Employees Must be Able to Communicate Somewhat Freely Amongst Themselves

By way of background, the NLRB was created by the National Labor Relations Act (NLRA). In 1935, Congress enacted the NLRA to protect employees’ and employers’ rights, encourage collective bargaining and curb certain private-sector labor and management practices that could harm the general welfare of workers, businesses, and the economy. The NLRB functions as an independent federal agency that protects the rights of private-sector employees to join together, with or without a union, to improve their wages and working conditions and to enforce relevant portions of the NLRA. Aside from protecting workers’ rights to collectively bargain, the NLRA also protects workers’ rights to engage in protected activities for mutual aid or protection – this means employees must be able to communicate somewhat freely amongst themselves.

Recent NLRB Ruling

In its recent ruling, the NLRB decided that employee handbook policies that intended to avoid argumentative, contentious, or even negative work environments were too broadly written and violated workers’ rights under the NLRA. More specifically, the ambiguity of the provisions violated the NLRA in four ways:

  1. Maintaining an overbroad policy that prohibited non-approved individuals’ access to information or information resources without written approval;
  2. Maintaining a commitment to integrity provision that prohibited arguing with coworkers, subordinates, or supervisors;
  3. Requiring employees to maintain a positive work environment by communicating in a manner that is conducive to effective working relationships; and
  4. Prohibiting workers from recording people or confidential information.

To put it plainly, the NLRB ruled that the employers’ handbooks in this decision broadly and overly restricted access to information and communication among workers, so much so that they violated the NLRA. This decision by the NLRB means that employers may need to review their employee handbooks under this new guidance.

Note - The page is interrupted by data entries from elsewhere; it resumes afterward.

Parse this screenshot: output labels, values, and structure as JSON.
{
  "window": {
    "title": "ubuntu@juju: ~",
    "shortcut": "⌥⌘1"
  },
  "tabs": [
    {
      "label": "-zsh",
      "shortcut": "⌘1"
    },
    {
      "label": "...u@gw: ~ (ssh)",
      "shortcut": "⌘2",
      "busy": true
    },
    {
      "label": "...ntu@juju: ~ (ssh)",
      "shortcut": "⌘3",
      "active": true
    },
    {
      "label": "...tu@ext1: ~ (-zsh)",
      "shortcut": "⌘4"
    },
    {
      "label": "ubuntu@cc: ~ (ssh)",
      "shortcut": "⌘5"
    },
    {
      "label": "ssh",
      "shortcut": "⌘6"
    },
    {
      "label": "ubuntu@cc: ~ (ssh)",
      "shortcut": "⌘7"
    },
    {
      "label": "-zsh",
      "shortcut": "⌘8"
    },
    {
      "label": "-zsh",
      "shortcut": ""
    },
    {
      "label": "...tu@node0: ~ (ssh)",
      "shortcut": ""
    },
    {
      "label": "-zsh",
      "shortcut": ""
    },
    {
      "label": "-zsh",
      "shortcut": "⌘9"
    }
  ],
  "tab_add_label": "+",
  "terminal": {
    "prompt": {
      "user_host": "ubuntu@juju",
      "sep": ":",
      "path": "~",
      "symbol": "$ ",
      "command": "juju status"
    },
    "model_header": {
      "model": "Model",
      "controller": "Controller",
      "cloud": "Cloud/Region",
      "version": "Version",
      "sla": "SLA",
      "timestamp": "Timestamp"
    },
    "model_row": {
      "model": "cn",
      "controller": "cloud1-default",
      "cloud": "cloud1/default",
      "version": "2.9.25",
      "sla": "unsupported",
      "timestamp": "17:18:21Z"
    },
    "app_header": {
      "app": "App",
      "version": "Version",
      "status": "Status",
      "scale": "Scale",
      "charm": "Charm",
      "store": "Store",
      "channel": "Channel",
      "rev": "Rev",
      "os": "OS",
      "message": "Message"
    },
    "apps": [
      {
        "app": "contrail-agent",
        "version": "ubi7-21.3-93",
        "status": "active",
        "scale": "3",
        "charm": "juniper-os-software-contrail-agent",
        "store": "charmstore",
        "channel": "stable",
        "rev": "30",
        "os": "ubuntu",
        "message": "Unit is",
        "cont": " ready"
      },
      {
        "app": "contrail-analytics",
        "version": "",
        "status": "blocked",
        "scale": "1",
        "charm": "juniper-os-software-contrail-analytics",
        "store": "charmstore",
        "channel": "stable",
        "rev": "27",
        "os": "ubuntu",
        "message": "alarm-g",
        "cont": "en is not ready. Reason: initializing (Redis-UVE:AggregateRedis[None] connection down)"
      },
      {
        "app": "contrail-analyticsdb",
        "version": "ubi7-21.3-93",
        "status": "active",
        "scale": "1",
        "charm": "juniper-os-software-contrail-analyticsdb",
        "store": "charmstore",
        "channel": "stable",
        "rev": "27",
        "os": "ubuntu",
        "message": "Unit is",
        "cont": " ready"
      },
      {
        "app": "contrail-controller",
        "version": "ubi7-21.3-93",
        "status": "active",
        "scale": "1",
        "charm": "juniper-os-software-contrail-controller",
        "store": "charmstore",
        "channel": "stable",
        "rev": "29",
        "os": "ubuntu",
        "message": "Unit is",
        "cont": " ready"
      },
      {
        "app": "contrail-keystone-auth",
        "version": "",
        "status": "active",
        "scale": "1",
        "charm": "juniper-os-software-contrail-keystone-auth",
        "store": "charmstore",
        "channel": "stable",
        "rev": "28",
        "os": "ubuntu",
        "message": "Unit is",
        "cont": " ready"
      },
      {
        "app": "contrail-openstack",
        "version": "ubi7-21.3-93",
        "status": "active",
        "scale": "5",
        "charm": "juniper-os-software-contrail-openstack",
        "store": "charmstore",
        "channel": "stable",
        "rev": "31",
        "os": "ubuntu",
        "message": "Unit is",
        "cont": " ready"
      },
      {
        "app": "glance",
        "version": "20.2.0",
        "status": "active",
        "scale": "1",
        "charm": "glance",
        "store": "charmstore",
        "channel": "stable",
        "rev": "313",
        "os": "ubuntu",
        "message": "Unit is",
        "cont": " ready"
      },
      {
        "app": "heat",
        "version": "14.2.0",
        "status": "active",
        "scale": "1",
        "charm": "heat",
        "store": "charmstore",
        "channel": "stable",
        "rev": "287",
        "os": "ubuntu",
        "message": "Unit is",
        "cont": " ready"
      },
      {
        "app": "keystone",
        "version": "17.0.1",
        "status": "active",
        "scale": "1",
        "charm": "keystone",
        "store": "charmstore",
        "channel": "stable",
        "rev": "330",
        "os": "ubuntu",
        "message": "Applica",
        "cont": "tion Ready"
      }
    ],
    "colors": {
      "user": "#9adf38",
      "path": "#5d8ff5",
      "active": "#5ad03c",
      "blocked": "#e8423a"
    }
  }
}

Well-intentioned or not, rules in the workplace must respect the rights of employees set forth by the NLRA. If you have questions about your employee handbook or would like an experienced attorney from GSB Law to review your handbook or assist you in drafting a handbook that complies with the ever-changing employment law landscape, call our office today.